“Our family is so proud to be a part of funding Atlantic Canada’s first surgical robotics technology at the QEII Health Sciences Centre. This technology is already having a significant impact on the lives of patients and their families and we’re honoured to be a part of this exciting initiative” – Frank Sobey, Chair of the Sobey Foundation, who donated $3 million to the QEII Foundation in support of surgical robotics
“People receive excellent treatment at the QEII, and a big part of that is recognizing the importance of funding advances in technology and medicine. We’re so grateful we’re able to offer surgical robotics to our patients – and need this technology to stay in our region.” – Dr. Greg Bailly, QEII chief of urology and professor and co-chair of the surgical robotics council
- In a robot-assisted operating room, the surgeon sits at a computer console a few feet away from the operating table and patient. From that distance, the surgeon controls the surgical instruments and 3D camera attached to robotic arms.
- These robotic arms have a superior degree of dexterity compared to a surgeon’s hands, providing better accuracy, flexibility and control – and, ultimately, driving more minimally invasive procedures and enabling the most precision possible.
- Trialing robot-assisted surgery in prostate, gynecological and kidney cancer treatments at the QEII is already impacting patients and their families. Planning is underway to expand robot-assisted surgeries to thoracic cancer surgeries in 2021, with the potential to add some general cancer surgeries and ear, nose or throat cancer surgeries in the coming years as well.

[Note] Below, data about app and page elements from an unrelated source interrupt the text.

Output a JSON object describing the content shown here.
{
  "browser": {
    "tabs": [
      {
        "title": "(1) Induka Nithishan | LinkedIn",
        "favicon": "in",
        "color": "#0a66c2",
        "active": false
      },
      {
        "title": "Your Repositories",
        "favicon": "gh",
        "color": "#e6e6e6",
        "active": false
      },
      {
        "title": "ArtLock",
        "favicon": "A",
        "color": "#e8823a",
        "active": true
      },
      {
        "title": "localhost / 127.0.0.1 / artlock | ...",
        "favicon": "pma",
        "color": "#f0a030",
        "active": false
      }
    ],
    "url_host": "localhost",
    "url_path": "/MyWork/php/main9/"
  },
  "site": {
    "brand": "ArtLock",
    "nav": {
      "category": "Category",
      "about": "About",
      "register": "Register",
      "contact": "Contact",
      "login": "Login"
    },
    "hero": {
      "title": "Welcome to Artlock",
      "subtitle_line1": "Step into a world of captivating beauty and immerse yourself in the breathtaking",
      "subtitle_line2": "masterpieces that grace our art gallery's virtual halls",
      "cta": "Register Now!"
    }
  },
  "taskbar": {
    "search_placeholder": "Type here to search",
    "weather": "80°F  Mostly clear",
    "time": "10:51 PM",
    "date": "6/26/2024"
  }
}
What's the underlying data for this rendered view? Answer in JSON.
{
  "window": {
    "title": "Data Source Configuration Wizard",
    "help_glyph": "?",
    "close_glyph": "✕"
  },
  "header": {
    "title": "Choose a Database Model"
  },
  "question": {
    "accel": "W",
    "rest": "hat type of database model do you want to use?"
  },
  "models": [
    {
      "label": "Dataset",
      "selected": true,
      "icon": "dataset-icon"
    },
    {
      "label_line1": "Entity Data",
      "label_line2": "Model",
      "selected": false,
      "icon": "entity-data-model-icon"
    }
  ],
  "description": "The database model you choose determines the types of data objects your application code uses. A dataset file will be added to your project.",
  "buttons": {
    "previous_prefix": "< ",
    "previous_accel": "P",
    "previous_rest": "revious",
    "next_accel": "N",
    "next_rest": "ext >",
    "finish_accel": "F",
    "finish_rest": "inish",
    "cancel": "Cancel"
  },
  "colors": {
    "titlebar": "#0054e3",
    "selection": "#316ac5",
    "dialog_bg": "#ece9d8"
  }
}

- Health care is always evolving and as a teaching and research facility the QEII has a responsibility to explore and evaluate new technologies and approaches to care that can benefit patients.
- The QEII was presented an opportunity to trial surgical robotics as part of its planning for the QEII New Generation project. Support from the QEII Foundation and donors will allow this innovation to continue.
- The QEII Foundation is $2.8 million away from reaching its $8.1 million goal to fund the entire project – moving away from trial to a permanent program.